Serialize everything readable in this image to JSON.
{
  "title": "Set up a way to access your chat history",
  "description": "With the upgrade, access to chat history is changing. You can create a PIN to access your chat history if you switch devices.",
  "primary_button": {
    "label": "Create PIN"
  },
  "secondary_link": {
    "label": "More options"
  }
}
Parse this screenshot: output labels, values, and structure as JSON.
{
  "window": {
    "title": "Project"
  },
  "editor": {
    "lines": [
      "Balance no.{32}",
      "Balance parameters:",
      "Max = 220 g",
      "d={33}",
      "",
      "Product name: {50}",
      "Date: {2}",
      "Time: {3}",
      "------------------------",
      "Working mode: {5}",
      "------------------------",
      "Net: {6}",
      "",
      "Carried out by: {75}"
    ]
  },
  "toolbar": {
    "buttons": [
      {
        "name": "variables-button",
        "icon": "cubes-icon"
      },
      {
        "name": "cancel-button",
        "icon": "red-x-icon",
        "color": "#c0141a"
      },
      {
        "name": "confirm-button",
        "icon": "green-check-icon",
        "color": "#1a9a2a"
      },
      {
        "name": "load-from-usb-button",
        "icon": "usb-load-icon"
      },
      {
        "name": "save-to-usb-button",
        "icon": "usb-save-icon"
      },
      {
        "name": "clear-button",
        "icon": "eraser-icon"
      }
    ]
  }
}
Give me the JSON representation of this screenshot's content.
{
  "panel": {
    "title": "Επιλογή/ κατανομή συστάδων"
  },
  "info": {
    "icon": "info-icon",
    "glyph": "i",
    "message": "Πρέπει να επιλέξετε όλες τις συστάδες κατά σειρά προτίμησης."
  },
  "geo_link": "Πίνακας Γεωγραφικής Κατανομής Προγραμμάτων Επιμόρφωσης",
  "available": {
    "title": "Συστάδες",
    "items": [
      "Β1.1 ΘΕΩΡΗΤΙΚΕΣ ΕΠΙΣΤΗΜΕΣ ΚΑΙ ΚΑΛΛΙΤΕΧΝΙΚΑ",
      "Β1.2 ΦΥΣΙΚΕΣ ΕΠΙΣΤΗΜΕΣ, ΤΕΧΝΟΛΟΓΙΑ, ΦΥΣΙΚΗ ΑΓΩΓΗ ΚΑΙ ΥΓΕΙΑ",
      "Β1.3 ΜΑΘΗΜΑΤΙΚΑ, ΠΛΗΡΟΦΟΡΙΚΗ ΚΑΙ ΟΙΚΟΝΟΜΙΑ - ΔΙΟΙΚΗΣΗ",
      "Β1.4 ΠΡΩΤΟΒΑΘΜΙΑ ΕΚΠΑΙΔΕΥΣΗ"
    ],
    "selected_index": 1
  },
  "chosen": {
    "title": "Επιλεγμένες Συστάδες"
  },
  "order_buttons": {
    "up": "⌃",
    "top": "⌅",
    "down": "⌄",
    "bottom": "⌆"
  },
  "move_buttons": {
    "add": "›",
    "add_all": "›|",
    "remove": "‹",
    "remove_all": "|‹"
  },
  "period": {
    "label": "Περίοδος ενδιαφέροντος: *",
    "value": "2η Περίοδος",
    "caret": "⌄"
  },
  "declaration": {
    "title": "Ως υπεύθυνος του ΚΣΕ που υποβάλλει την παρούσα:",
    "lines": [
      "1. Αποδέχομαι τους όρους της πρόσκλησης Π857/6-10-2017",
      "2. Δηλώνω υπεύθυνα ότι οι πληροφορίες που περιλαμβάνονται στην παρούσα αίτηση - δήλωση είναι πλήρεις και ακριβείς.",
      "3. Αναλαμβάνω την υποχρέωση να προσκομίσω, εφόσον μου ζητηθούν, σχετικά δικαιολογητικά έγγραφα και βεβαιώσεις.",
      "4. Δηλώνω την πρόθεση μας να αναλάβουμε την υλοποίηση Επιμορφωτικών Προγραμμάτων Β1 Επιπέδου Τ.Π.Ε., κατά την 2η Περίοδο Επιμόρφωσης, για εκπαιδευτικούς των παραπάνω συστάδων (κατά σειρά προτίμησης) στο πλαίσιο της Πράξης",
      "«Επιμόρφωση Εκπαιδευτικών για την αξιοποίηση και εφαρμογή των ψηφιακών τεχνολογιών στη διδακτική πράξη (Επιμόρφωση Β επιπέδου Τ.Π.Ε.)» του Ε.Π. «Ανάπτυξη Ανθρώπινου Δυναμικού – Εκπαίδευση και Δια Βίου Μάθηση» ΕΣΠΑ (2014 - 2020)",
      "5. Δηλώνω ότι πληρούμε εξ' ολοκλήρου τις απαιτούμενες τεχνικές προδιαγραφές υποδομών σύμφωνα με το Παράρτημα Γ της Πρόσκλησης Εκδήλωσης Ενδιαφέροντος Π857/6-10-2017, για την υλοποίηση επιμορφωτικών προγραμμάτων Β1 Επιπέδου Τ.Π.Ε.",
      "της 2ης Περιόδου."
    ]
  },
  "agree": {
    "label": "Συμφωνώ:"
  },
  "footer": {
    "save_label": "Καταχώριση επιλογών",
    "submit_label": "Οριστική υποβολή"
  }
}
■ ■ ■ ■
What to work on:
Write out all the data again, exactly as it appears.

Task solution:
Serialize everything readable in this image to JSON.
{
  "title": "Set up a way to access your chat history",
  "description": "With the upgrade, access to chat history is changing. You can create a PIN to access your chat history if you switch devices.",
  "primary_button": {
    "label": "Create PIN"
  },
  "secondary_link": {
    "label": "More options"
  }
}
Parse this screenshot: output labels, values, and structure as JSON.
{
  "window": {
    "title": "Project"
  },
  "editor": {
    "lines": [
      "Balance no.{32}",
      "Balance parameters:",
      "Max = 220 g",
      "d={33}",
      "",
      "Product name: {50}",
      "Date: {2}",
      "Time: {3}",
      "------------------------",
      "Working mode: {5}",
      "------------------------",
      "Net: {6}",
      "",
      "Carried out by: {75}"
    ]
  },
  "toolbar": {
    "buttons": [
      {
        "name": "variables-button",
        "icon": "cubes-icon"
      },
      {
        "name": "cancel-button",
        "icon": "red-x-icon",
        "color": "#c0141a"
      },
      {
        "name": "confirm-button",
        "icon": "green-check-icon",
        "color": "#1a9a2a"
      },
      {
        "name": "load-from-usb-button",
        "icon": "usb-load-icon"
      },
      {
        "name": "save-to-usb-button",
        "icon": "usb-save-icon"
      },
      {
        "name": "clear-button",
        "icon": "eraser-icon"
      }
    ]
  }
}
Give me the JSON representation of this screenshot's content.
{
  "panel": {
    "title": "Επιλογή/ κατανομή συστάδων"
  },
  "info": {
    "icon": "info-icon",
    "glyph": "i",
    "message": "Πρέπει να επιλέξετε όλες τις συστάδες κατά σειρά προτίμησης."
  },
  "geo_link": "Πίνακας Γεωγραφικής Κατανομής Προγραμμάτων Επιμόρφωσης",
  "available": {
    "title": "Συστάδες",
    "items": [
      "Β1.1 ΘΕΩΡΗΤΙΚΕΣ ΕΠΙΣΤΗΜΕΣ ΚΑΙ ΚΑΛΛΙΤΕΧΝΙΚΑ",
      "Β1.2 ΦΥΣΙΚΕΣ ΕΠΙΣΤΗΜΕΣ, ΤΕΧΝΟΛΟΓΙΑ, ΦΥΣΙΚΗ ΑΓΩΓΗ ΚΑΙ ΥΓΕΙΑ",
      "Β1.3 ΜΑΘΗΜΑΤΙΚΑ, ΠΛΗΡΟΦΟΡΙΚΗ ΚΑΙ ΟΙΚΟΝΟΜΙΑ - ΔΙΟΙΚΗΣΗ",
      "Β1.4 ΠΡΩΤΟΒΑΘΜΙΑ ΕΚΠΑΙΔΕΥΣΗ"
    ],
    "selected_index": 1
  },
  "chosen": {
    "title": "Επιλεγμένες Συστάδες"
  },
  "order_buttons": {
    "up": "⌃",
    "top": "⌅",
    "down": "⌄",
    "bottom": "⌆"
  },
  "move_buttons": {
    "add": "›",
    "add_all": "›|",
    "remove": "‹",
    "remove_all": "|‹"
  },
  "period": {
    "label": "Περίοδος ενδιαφέροντος: *",
    "value": "2η Περίοδος",
    "caret": "⌄"
  },
  "declaration": {
    "title": "Ως υπεύθυνος του ΚΣΕ που υποβάλλει την παρούσα:",
    "lines": [
      "1. Αποδέχομαι τους όρους της πρόσκλησης Π857/6-10-2017",
      "2. Δηλώνω υπεύθυνα ότι οι πληροφορίες που περιλαμβάνονται στην παρούσα αίτηση - δήλωση είναι πλήρεις και ακριβείς.",
      "3. Αναλαμβάνω την υποχρέωση να προσκομίσω, εφόσον μου ζητηθούν, σχετικά δικαιολογητικά έγγραφα και βεβαιώσεις.",
      "4. Δηλώνω την πρόθεση μας να αναλάβουμε την υλοποίηση Επιμορφωτικών Προγραμμάτων Β1 Επιπέδου Τ.Π.Ε., κατά την 2η Περίοδο Επιμόρφωσης, για εκπαιδευτικούς των παραπάνω συστάδων (κατά σειρά προτίμησης) στο πλαίσιο της Πράξης",
      "«Επιμόρφωση Εκπαιδευτικών για την αξιοποίηση και εφαρμογή των ψηφιακών τεχνολογιών στη διδακτική πράξη (Επιμόρφωση Β επιπέδου Τ.Π.Ε.)» του Ε.Π. «Ανάπτυξη Ανθρώπινου Δυναμικού – Εκπαίδευση και Δια Βίου Μάθηση» ΕΣΠΑ (2014 - 2020)",
      "5. Δηλώνω ότι πληρούμε εξ' ολοκλήρου τις απαιτούμενες τεχνικές προδιαγραφές υποδομών σύμφωνα με το Παράρτημα Γ της Πρόσκλησης Εκδήλωσης Ενδιαφέροντος Π857/6-10-2017, για την υλοποίηση επιμορφωτικών προγραμμάτων Β1 Επιπέδου Τ.Π.Ε.",
      "της 2ης Περιόδου."
    ]
  },
  "agree": {
    "label": "Συμφωνώ:"
  },
  "footer": {
    "save_label": "Καταχώριση επιλογών",
    "submit_label": "Οριστική υποβολή"
  }
}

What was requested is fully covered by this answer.